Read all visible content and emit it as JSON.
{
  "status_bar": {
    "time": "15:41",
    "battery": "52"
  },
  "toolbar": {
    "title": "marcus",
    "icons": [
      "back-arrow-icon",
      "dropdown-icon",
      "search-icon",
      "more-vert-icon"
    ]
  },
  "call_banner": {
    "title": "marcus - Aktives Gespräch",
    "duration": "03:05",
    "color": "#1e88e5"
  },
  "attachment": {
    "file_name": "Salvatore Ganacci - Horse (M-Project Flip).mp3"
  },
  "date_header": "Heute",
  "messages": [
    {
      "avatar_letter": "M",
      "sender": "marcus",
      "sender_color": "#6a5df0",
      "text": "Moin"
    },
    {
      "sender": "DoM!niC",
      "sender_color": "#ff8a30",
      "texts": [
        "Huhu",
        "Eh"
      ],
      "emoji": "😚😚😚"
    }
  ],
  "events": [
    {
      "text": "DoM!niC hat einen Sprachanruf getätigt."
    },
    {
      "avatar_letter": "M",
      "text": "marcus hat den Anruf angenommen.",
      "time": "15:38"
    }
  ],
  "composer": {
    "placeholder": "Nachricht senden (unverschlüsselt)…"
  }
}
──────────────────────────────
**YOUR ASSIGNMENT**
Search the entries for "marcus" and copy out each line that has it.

**TASK ANSWER**
    "title": "marcus",
    "title": "marcus - Aktives Gespräch",
      "sender": "marcus",
      "text": "marcus hat den Anruf angenommen.",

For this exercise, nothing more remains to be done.